Yi Sung Yol is an unpredictable musician. His first two albums were mostly austere, classic rock ballads. His third album, Why We Fail, was bolder and more emotionally overt than these two, seeming to indicate that Yi Sung Yol had arrived in his musical voice. Therefore, nobody was prepared when he unleashed Y, a cryptic, alienating psychedelic rock album that was utterly convincing despite being so far-fetched from what we knew of Yi Sung Yol.
Y easily could have been deemed as a result of a mid-career crisis, but Yi Sung Yol realized his wild new voice with so much clarity and intellect that it instead became one of the most remarkable albums in past years.
His most recent album, SYX, isn’t as radical as Y. It’s more like a marrying of Yi Sung Yol’s two musical worlds: experimental music and pop-rock (for lack of better term).
I say this because SYX is accessible. It has catchy hooks, straight four-four rhythms, and relatively simple lyrics. And rather than the songs in Y, which had a lot of through-composed, erratic structures, SYX is loyal to pop’s verse-chorus form. The album reminds me at times of a less experimental Radiohead.
The way Yi Sung Yol organizes his musical ideas are traditional, but the ideas themselves are crazier and therefore more closely related to Y. The arrangements feature plenty of distortion, erratic electronic surges, and compact dialogues between live and electronic instruments. The melodies are dark and the harmonies are far from your conventional pop harmonies.
So does this combination of styles work? I could argue both ways. SYX works for what it is; it’s a dark and stylish fusion of different musical materials. Yi Sung Yol’s vulnerability is engaging and satisfying. The multitude of driving, gutsy melodies serve your ear some real meat.
However, with all of the fascinating ideas that Yi Sung Yol has, it’s a little frustrating that they’re presented with such predictable structures and rhythms.
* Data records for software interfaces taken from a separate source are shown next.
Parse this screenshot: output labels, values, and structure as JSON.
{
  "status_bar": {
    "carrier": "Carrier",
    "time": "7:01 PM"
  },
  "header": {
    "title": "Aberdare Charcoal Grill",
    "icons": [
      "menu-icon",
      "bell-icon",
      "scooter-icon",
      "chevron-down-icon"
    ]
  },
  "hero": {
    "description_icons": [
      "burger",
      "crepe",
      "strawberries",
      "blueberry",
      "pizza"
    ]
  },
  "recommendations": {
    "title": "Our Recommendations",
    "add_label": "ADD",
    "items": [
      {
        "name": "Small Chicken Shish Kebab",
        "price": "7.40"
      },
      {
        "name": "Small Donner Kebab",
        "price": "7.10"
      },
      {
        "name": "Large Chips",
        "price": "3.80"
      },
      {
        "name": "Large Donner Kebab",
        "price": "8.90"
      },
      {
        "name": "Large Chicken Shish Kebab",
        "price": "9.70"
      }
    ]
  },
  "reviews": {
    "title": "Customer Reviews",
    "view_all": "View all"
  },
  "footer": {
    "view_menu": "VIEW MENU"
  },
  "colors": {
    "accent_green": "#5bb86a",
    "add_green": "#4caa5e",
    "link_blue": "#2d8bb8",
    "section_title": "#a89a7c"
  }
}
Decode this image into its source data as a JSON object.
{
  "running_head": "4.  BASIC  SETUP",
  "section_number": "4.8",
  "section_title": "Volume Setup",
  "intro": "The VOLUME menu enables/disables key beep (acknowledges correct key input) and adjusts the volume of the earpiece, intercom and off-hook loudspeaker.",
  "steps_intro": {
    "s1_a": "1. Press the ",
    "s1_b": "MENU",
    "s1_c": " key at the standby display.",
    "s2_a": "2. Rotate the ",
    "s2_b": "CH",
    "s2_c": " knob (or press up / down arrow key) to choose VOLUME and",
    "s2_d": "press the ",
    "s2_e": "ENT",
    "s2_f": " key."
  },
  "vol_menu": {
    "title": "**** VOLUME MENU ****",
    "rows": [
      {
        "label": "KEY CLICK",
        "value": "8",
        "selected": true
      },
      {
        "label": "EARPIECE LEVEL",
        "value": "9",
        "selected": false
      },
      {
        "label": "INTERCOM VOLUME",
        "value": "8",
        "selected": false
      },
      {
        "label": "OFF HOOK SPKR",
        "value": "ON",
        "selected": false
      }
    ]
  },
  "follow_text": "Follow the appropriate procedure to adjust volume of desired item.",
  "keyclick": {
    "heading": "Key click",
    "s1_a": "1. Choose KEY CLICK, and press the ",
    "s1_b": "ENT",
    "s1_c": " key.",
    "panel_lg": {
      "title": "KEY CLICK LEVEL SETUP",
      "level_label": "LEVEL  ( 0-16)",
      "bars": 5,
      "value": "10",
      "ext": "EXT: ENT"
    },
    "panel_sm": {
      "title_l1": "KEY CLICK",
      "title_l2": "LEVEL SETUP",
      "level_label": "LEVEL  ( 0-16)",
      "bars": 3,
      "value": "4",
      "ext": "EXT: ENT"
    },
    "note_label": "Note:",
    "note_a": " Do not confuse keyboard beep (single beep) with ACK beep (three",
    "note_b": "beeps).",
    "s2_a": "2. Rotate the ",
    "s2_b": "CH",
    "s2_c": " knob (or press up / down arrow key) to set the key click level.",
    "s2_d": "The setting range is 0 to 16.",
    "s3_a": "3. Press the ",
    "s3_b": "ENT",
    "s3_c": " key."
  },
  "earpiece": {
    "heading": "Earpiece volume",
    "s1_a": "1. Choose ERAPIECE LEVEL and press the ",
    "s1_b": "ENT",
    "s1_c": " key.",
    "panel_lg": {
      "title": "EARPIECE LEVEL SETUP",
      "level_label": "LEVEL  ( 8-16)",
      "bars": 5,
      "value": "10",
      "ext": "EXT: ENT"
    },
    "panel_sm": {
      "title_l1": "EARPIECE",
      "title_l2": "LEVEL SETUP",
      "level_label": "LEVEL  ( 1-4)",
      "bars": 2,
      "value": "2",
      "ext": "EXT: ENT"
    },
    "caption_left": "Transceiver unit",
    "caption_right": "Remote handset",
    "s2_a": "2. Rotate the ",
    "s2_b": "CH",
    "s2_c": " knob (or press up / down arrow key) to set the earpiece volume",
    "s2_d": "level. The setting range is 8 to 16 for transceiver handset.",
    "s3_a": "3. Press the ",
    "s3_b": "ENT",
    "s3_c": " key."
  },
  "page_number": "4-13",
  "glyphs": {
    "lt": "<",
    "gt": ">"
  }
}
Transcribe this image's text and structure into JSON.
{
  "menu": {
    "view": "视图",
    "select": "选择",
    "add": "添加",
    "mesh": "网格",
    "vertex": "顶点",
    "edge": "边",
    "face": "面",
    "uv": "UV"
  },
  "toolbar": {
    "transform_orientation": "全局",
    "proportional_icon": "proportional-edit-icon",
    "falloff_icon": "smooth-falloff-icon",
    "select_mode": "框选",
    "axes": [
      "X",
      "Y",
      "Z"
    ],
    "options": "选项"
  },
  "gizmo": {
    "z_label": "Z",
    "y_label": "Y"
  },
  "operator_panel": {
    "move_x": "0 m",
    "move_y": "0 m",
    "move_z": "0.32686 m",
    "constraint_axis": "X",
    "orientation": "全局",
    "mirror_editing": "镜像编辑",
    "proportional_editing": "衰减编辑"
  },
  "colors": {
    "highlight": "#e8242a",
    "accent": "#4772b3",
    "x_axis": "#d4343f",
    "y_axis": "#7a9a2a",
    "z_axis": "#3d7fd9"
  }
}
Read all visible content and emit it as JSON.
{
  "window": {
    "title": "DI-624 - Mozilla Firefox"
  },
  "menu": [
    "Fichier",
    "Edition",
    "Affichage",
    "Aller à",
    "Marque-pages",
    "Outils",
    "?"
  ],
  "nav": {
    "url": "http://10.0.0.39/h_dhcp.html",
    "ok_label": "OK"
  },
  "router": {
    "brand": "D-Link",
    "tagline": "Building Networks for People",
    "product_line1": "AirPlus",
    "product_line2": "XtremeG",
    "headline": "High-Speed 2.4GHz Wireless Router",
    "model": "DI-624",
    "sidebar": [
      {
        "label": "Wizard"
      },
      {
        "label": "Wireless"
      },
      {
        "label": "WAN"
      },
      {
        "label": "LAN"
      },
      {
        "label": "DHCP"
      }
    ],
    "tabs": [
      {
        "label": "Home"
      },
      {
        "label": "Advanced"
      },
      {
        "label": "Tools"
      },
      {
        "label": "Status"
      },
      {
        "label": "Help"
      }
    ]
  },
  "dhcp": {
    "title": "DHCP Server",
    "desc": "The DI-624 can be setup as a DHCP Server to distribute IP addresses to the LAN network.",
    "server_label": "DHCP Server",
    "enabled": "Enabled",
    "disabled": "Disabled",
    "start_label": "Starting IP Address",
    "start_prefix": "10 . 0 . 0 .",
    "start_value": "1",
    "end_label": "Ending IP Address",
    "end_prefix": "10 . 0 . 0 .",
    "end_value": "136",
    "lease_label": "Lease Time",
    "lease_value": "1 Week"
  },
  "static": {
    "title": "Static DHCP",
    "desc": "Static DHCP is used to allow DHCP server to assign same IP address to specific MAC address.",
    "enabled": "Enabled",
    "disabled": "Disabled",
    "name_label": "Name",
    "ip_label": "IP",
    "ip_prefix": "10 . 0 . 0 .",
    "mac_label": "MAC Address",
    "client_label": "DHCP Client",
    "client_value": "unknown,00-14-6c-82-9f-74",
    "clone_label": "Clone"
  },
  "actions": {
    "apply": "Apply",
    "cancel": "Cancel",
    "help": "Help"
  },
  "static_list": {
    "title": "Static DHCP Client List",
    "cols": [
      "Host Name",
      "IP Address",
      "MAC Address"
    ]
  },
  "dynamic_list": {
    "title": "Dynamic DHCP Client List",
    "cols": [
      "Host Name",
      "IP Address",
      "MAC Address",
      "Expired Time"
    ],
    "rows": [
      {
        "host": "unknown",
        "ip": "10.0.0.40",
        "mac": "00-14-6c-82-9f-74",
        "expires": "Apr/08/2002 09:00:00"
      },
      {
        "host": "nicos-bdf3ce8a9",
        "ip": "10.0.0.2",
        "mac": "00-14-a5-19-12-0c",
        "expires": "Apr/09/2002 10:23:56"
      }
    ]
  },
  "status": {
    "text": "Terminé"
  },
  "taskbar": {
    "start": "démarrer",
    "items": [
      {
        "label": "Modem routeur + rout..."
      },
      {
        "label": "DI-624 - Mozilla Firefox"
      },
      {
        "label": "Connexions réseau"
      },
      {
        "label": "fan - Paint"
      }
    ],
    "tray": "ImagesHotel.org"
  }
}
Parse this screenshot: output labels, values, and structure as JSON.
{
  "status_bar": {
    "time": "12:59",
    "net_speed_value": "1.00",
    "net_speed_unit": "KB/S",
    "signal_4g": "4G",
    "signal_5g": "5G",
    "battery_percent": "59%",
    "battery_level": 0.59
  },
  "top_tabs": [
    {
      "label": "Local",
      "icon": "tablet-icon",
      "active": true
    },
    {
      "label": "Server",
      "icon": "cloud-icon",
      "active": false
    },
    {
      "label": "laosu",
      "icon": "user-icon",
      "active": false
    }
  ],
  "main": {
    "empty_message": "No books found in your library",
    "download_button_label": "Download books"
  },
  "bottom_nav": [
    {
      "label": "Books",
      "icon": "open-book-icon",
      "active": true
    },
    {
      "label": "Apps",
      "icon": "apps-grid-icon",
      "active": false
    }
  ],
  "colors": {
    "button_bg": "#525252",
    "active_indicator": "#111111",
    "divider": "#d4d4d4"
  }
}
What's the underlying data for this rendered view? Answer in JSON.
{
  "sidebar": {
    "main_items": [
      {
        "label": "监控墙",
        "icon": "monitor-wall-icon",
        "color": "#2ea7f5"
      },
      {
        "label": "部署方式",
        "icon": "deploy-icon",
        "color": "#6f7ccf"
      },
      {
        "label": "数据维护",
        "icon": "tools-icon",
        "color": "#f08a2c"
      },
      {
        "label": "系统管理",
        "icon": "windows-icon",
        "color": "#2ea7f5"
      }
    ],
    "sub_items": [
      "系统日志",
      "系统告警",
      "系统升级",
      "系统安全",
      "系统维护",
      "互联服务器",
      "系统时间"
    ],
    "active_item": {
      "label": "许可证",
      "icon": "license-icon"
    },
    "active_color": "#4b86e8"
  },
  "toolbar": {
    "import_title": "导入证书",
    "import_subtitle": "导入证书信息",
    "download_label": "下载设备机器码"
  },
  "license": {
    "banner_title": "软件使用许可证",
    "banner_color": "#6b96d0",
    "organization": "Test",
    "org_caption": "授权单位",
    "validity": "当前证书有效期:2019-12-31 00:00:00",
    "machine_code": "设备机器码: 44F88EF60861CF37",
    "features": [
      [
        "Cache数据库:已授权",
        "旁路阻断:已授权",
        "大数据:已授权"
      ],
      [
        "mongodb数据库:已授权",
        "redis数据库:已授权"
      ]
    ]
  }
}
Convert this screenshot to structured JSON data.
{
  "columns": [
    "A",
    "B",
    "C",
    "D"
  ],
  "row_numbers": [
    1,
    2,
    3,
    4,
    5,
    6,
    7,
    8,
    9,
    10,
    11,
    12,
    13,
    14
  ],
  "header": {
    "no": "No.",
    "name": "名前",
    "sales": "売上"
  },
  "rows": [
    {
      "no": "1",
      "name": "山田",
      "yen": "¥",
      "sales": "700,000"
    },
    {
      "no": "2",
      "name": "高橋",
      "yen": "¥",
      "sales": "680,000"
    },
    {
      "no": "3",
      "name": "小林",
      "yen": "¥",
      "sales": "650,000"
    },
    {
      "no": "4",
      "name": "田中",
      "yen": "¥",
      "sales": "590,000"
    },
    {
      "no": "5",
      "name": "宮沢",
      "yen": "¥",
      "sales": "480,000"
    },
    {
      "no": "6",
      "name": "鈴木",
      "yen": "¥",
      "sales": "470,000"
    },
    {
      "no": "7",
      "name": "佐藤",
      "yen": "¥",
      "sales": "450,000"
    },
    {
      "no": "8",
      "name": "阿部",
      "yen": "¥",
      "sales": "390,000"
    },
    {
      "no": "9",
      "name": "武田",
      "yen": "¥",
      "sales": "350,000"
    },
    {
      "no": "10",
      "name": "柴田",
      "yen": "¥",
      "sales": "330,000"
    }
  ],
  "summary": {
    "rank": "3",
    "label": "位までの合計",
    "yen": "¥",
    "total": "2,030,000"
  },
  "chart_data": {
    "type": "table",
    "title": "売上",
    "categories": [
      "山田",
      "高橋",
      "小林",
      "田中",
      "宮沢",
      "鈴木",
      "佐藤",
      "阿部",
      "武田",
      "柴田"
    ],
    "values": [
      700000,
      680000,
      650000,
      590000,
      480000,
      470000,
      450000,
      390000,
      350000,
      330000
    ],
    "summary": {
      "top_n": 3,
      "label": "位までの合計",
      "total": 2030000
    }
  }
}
If he fooled around just a little more with these things like he did in Y – bringing in unconventional time signatures, adding improvised instrumental sections, using different types of scales – I think the album would breathe better and shout a lot louder.
None of this discounts the fact the SYX is an album worth listening to. Yi Sung Yol always has something important to say in his music. It’s just that after seeing how far he can go with Y, I can’t help but want a little bit more from him. However, he is a consistently engaging musician I am totally on board with him as he continues to venture into new musical territories.